__EXERCISE REQUIREMENTS__: Your answer must consist of the records below, reproduced exactly, with every picture removed.

─── DATA ───

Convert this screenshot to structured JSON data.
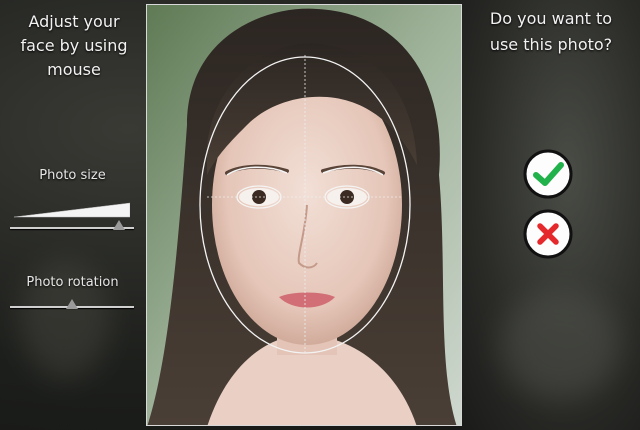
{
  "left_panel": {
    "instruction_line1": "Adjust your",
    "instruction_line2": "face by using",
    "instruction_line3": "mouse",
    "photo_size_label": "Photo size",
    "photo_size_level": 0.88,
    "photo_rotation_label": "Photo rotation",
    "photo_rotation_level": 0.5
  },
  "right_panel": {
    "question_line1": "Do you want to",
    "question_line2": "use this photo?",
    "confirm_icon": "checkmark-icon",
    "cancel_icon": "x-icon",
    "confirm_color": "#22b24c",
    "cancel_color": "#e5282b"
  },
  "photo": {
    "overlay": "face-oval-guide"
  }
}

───

__SOLUTION TO THE EXERCISE__:
Convert this screenshot to structured JSON data.
{
  "left_panel": {
    "instruction_line1": "Adjust your",
    "instruction_line2": "face by using",
    "instruction_line3": "mouse",
    "photo_size_label": "Photo size",
    "photo_size_level": 0.88,
    "photo_rotation_label": "Photo rotation",
    "photo_rotation_level": 0.5
  },
  "right_panel": {
    "question_line1": "Do you want to",
    "question_line2": "use this photo?",
    "confirm_icon": "checkmark-icon",
    "cancel_icon": "x-icon",
    "confirm_color": "#22b24c",
    "cancel_color": "#e5282b"
  },
  "photo": {
    "overlay": "face-oval-guide"
  }
}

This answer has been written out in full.